In my earlier post, Problematic Methodological Premises of “Calvin against Calvinists” Scholarship, I noted that Calvin placed providence and predestination together in book 3 of the Institutes of 1539. Calvin’s decision arose from his preaching and pedagogical interests, as evidenced by his French Catechism (1537), but he was probably influenced by Paul’s teaching of the “ordo salutis”. Richard Muller explains: “In the 1539 Institutes, Calvin shifted the credal discussion forward and placed a revised order of repentance, justification, the testaments, and predestination (now juxtaposed with providence) after his exposition of the creed—and the best explanation for this arrangement remains his accommodation to the Pauline ordo modeled on Melanchthon.” [Richard Muller, The Unaccommodated Calvin (Oxford UP, 2000), p. 136] However, in the final edition of the Institutes (1559), Calvin separated providence from predestination by moving providence to book 1 while leaving predestination as it was in book 3. Continue reading “Why Calvin Separated Providence from Predestination in the Institutes (1559)”
One of the problems with the “Calvin against Calvinists” scholarship is that it is based on questionable theological premises. This includes the claim that there is conflict between the predominantly scriptural and Christocentric theology of Calvin and the theology of later Calvinists or Reformed Scholasticism whose application of Aristotelian philosophy and speculative formulation of the will of God resulted in a doctrine of God which is rationalistic and predestinarian.
However, while the orientations of the two theological approaches are different, they are not mutually exclusive. Neither are they homogeneous systems. Indeed, the intellectual currents of the Reformation era were diverse and complex. Recent scholarship exemplified by the eminent historian Heiko Oberman has brought into question the now superseded view that Reformation thought is sharply discontinuous with medieval scholasticism. A balance reading of the historical sources would give due recognition to the issues of continuity and discontinuity in development of Reformation thought.

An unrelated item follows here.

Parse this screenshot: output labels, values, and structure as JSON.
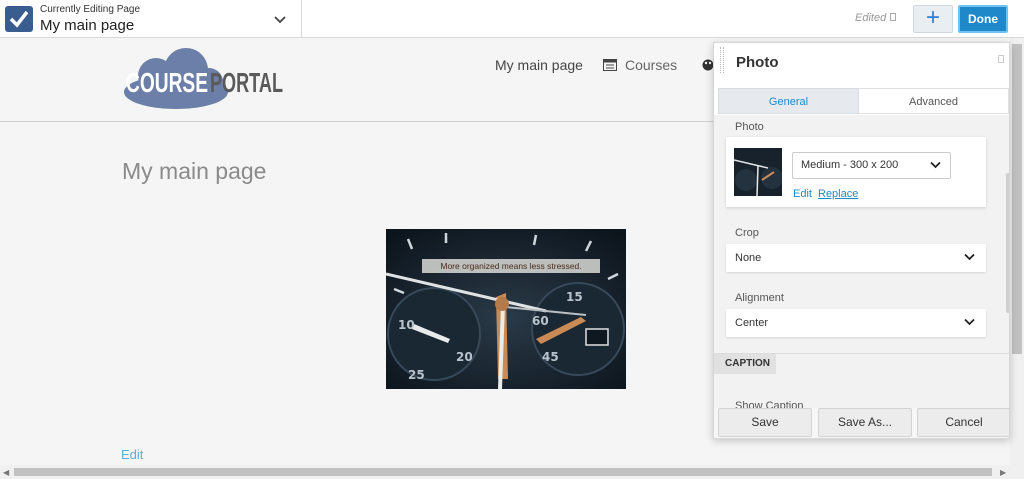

Without doubt, a new appraisal of the questionable premises of the “Calvin against Calvinists” scholarship is in order. Continue reading “Problematic Methodological Premises of “Calvin against Calvinists” Scholarship”

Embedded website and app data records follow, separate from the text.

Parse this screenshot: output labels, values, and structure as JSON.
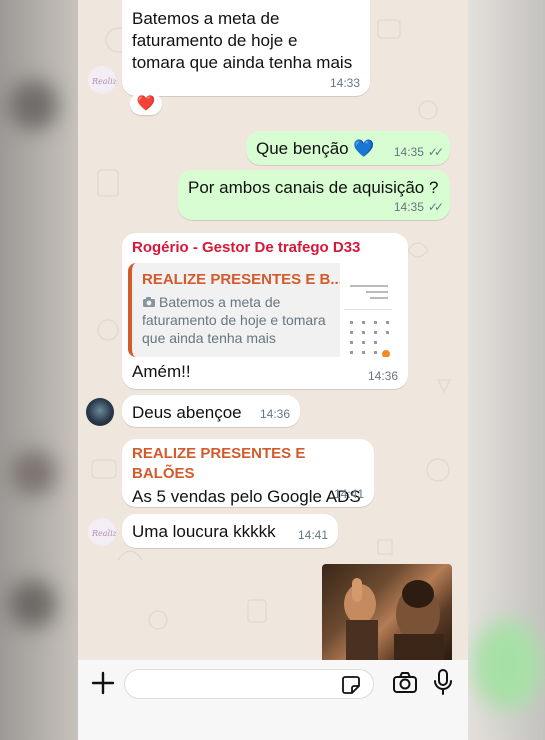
{
  "colors": {
    "chat_bg": "#efe7dd",
    "incoming": "#ffffff",
    "outgoing": "#d8fdd2",
    "sender_red": "#d6183a",
    "brand_orange": "#d35a2b",
    "timestamp": "#667781",
    "read_ticks": "#667781"
  },
  "messages": [
    {
      "direction": "in",
      "text": "Batemos a meta de faturamento de hoje e tomara que ainda tenha mais",
      "lines": [
        "Batemos a meta de",
        "faturamento de hoje e",
        "tomara que ainda tenha mais"
      ],
      "time": "14:33",
      "reaction": "❤️"
    },
    {
      "direction": "out",
      "text": "Que benção 💙",
      "time": "14:35",
      "status": "read"
    },
    {
      "direction": "out",
      "text": "Por ambos canais de aquisição ?",
      "time": "14:35",
      "status": "read"
    },
    {
      "direction": "in",
      "sender": "Rogério - Gestor De trafego D33",
      "quote_author": "REALIZE PRESENTES E B...",
      "quote_icon": "camera-icon",
      "quote_text": "Batemos a meta de faturamento de hoje e tomara que ainda tenha mais",
      "text": "Amém!!",
      "time": "14:36"
    },
    {
      "direction": "in",
      "text": "Deus abençoe",
      "time": "14:36"
    },
    {
      "direction": "in",
      "sender": "REALIZE PRESENTES E BALÕES",
      "text": "As 5 vendas pelo Google ADS",
      "time": "14:41"
    },
    {
      "direction": "in",
      "text": "Uma loucura kkkkk",
      "time": "14:41"
    },
    {
      "direction": "out",
      "type": "image",
      "alt": "thumbs-up-gif"
    }
  ],
  "input_bar": {
    "plus_icon": "plus-icon",
    "sticker_icon": "sticker-icon",
    "camera_icon": "camera-icon",
    "mic_icon": "mic-icon",
    "placeholder": ""
  }
}
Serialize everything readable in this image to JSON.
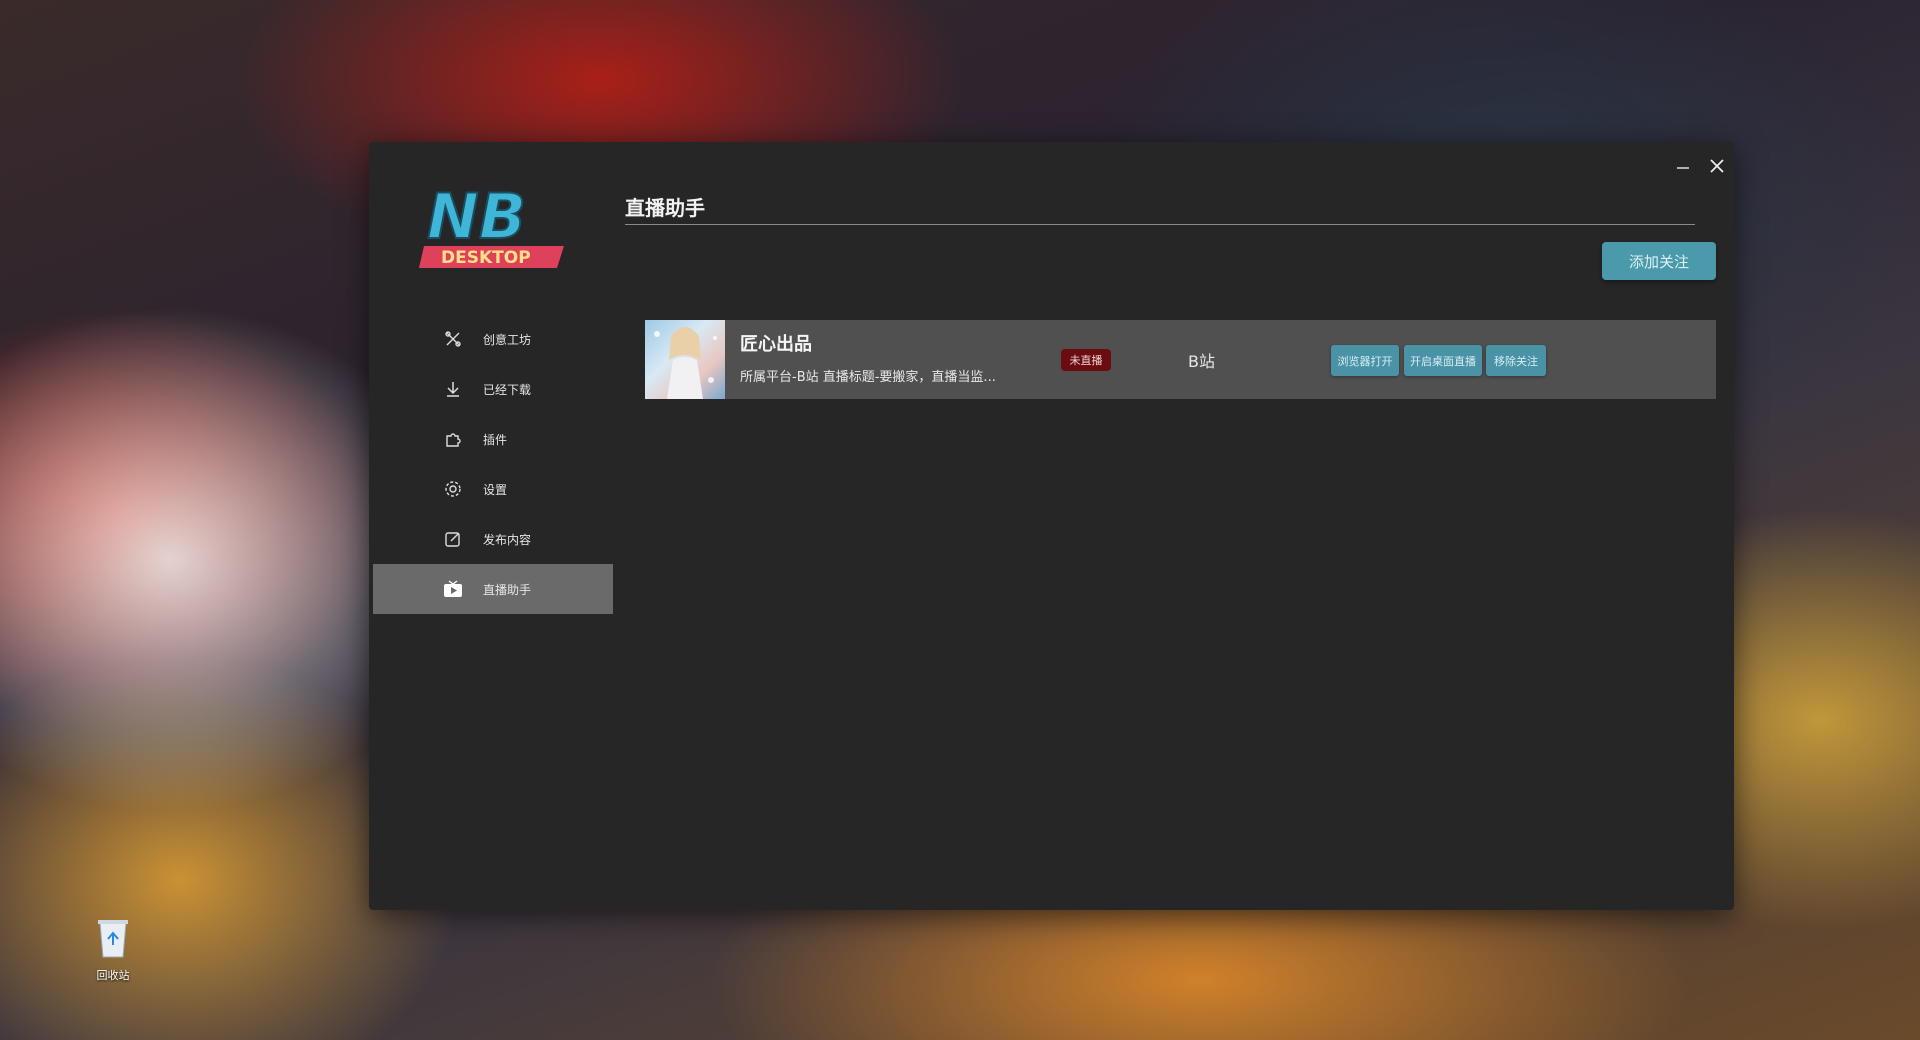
{
  "window": {
    "minimize_icon": "minimize-icon",
    "close_icon": "close-icon"
  },
  "logo": {
    "line1": "NB",
    "line2": "DESKTOP"
  },
  "sidebar": {
    "items": [
      {
        "label": "创意工坊",
        "icon": "workshop-tools-icon"
      },
      {
        "label": "已经下载",
        "icon": "download-icon"
      },
      {
        "label": "插件",
        "icon": "puzzle-icon"
      },
      {
        "label": "设置",
        "icon": "gear-icon"
      },
      {
        "label": "发布内容",
        "icon": "edit-icon"
      },
      {
        "label": "直播助手",
        "icon": "tv-icon",
        "active": true
      }
    ]
  },
  "main": {
    "title": "直播助手",
    "add_button": "添加关注",
    "streams": [
      {
        "name": "匠心出品",
        "description": "所属平台-B站 直播标题-要搬家，直播当监...",
        "status": "未直播",
        "platform": "B站",
        "buttons": {
          "open_browser": "浏览器打开",
          "open_desktop": "开启桌面直播",
          "remove": "移除关注"
        }
      }
    ]
  },
  "desktop": {
    "recycle_bin_label": "回收站"
  },
  "colors": {
    "window_bg": "#262626",
    "accent": "#4a9aab",
    "status_offline": "#6b0c10",
    "active_nav": "#6a6a6a"
  }
}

Recently, one scholar [William Craig] has proposed Molina’s concept of a divine foreknowledge of future contingents lying outside of or prior to the divine will as a possible point for dialogue between Arminians and Calvinists – as if the concept had never before been proposed by Arminianism, and as if the concept actually offered a middle ground between the Arminian and Calvinist theologies. For scientia media to become the basis for such rapprochement, however, the Reformed would need to concede virtually all of the issues in debate and adopt an Arminian perspective, because, in terms of the metaphysical foundations of the historical debate between Reformed and Arminian, the idea of a divine scientia media or middle knowledge is the heart and soul of the original Arminian position. Middle knowledge is not a middle ground. It was the Arminian, just as it was the Jesuit view, in the controversies over grace and predestination that took place in the late sixteenth and early seventeenth centuries. Continue reading “Election and Middle Knowledge: Arminius’ Gambit and Reformed Response”